Segment Start: Material for this task

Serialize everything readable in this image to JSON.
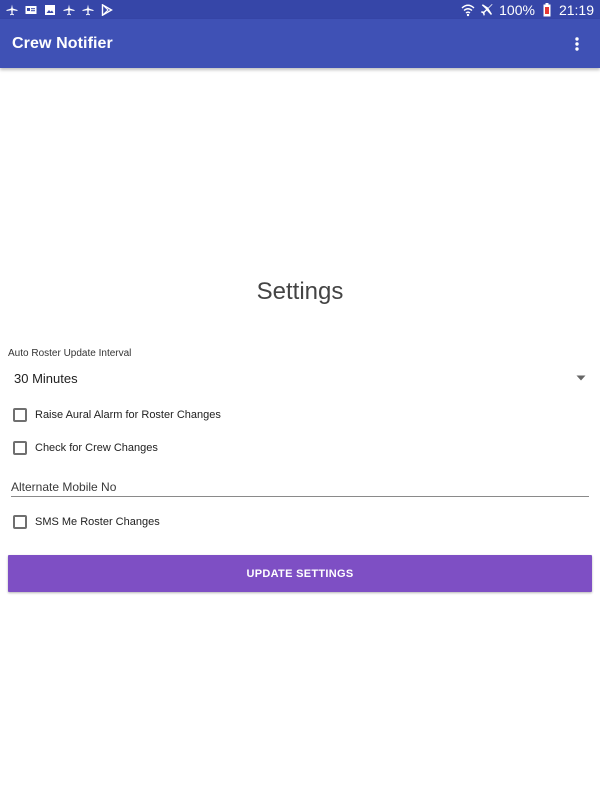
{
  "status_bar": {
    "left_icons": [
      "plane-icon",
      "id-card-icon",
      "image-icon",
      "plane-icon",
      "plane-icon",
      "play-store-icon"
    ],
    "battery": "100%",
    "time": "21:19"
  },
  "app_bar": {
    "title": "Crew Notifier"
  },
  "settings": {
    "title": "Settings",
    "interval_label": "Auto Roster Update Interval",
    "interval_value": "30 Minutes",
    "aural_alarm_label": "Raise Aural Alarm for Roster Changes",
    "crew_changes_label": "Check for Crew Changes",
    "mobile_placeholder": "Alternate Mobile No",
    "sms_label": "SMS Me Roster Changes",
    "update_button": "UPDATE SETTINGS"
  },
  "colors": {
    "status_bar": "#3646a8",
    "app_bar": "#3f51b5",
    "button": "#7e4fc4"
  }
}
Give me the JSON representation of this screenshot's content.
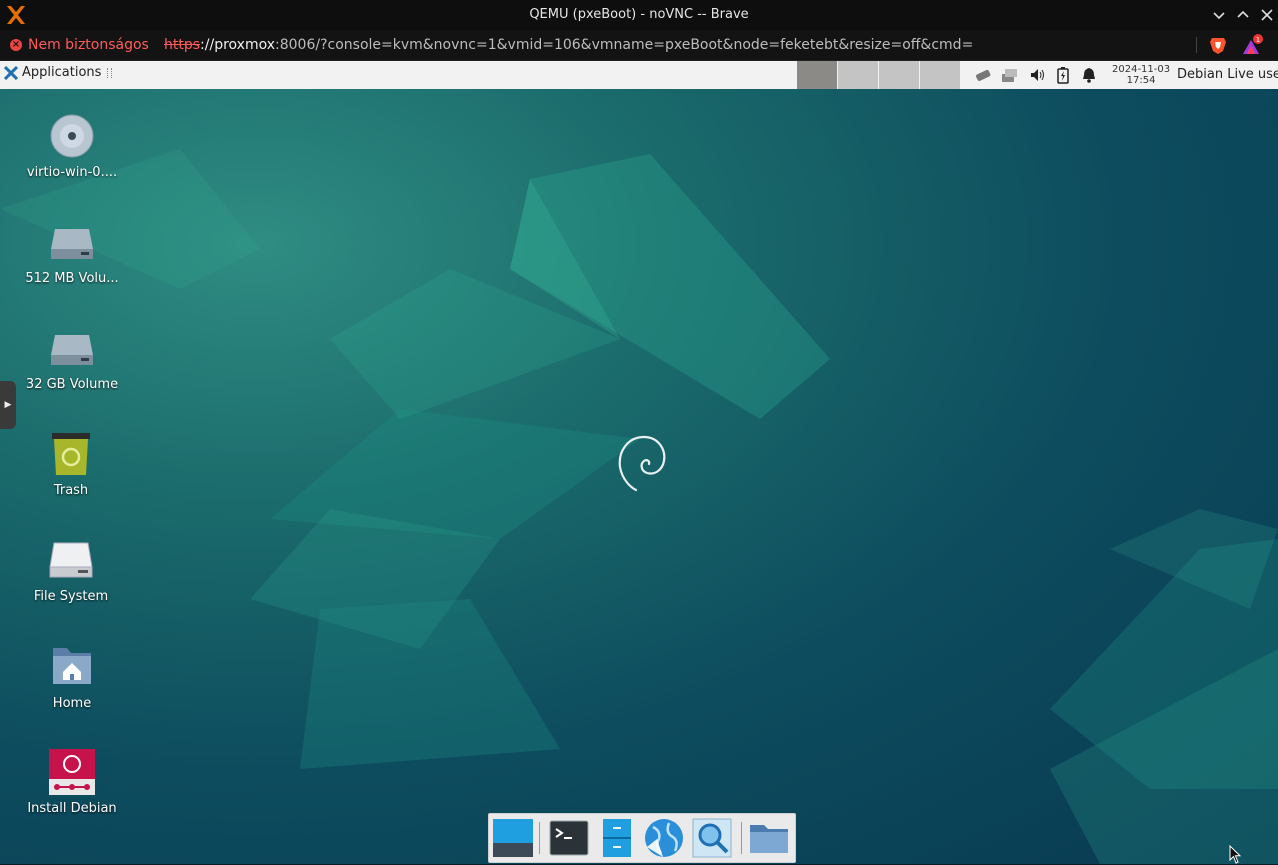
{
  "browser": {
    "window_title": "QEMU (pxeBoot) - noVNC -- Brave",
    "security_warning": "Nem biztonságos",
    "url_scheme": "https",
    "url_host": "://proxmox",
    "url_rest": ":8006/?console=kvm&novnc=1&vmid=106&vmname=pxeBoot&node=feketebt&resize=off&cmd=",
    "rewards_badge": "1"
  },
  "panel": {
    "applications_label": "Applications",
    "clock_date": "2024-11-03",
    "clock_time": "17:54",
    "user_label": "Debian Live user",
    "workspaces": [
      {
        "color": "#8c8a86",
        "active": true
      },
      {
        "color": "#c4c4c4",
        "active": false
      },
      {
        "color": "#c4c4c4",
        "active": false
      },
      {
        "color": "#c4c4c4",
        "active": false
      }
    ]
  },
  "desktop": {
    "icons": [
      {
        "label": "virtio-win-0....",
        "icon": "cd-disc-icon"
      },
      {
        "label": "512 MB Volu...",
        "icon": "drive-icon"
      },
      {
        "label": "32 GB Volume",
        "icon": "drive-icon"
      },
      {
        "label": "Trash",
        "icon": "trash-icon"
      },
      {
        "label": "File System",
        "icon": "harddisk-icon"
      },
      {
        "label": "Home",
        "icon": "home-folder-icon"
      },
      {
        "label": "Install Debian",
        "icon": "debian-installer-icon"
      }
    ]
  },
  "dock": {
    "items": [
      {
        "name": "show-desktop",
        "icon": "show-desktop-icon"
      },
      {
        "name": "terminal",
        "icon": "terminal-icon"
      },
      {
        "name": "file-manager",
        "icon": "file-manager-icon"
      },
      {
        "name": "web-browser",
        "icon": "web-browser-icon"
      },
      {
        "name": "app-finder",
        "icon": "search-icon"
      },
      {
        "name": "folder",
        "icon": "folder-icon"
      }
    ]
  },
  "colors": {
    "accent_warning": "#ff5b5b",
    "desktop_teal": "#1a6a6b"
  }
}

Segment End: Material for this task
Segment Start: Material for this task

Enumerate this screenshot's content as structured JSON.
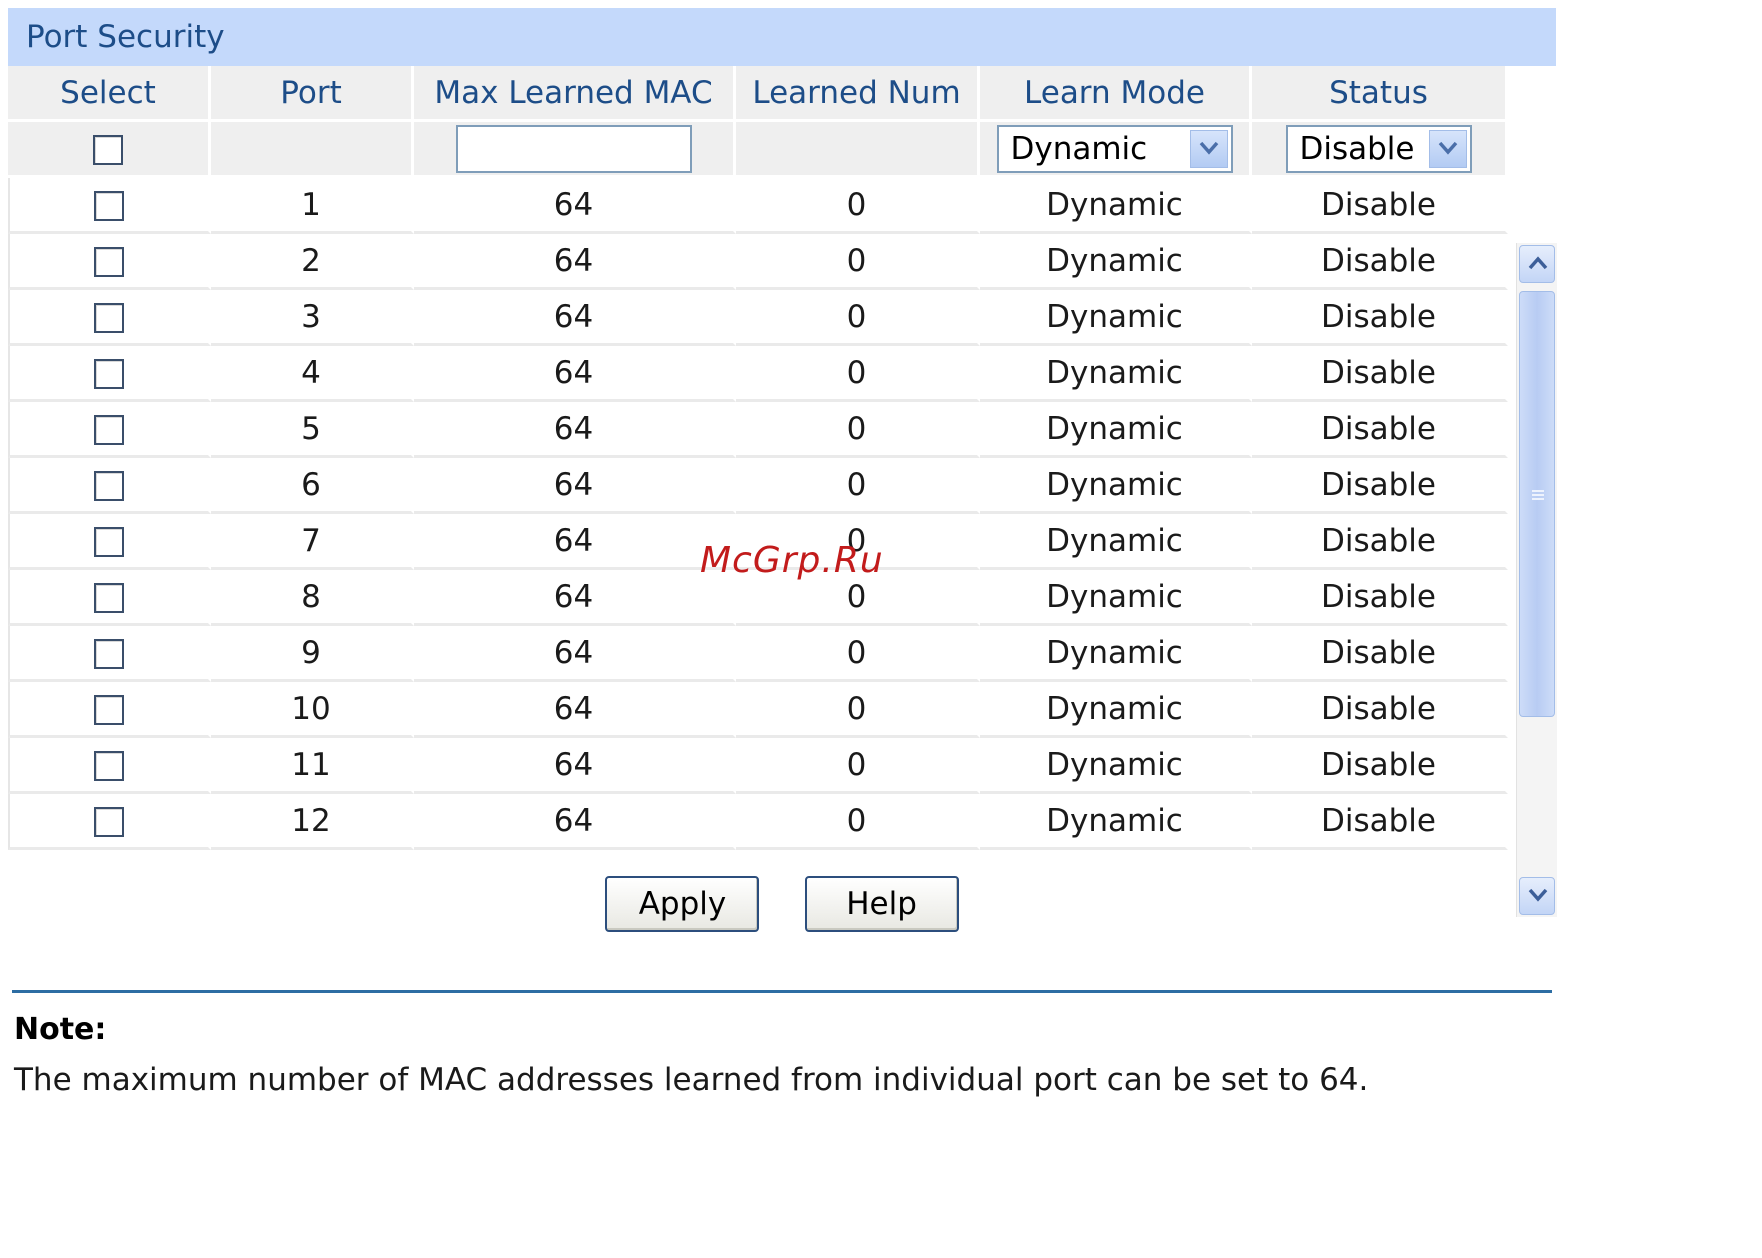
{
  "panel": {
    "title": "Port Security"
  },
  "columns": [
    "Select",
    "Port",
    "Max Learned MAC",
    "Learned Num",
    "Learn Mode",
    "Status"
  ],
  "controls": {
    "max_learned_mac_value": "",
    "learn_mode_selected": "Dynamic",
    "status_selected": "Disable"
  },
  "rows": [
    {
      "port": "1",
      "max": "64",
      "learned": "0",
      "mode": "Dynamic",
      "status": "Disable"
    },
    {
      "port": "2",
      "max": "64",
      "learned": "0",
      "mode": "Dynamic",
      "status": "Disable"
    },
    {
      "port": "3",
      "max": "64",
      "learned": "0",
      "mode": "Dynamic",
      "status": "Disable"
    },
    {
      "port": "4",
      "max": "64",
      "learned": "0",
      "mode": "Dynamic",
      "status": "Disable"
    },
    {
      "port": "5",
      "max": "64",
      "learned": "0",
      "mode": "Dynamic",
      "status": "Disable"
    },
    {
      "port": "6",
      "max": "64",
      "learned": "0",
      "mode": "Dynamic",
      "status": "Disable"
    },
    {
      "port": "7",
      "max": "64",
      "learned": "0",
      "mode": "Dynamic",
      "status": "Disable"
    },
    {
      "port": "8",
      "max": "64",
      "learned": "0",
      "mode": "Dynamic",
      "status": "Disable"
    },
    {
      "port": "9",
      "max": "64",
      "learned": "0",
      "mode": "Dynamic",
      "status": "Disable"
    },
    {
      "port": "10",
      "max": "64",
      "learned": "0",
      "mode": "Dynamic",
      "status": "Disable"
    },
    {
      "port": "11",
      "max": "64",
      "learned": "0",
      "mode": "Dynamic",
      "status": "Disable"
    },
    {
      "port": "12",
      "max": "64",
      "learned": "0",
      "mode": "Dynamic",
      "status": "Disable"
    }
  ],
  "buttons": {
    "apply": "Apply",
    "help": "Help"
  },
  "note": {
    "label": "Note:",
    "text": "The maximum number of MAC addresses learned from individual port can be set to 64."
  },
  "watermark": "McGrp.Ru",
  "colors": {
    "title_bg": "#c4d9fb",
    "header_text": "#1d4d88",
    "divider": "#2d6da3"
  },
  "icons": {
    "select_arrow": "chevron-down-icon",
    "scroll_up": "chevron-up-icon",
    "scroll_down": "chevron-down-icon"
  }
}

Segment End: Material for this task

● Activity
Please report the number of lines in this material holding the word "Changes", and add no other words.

● Finished exercise
3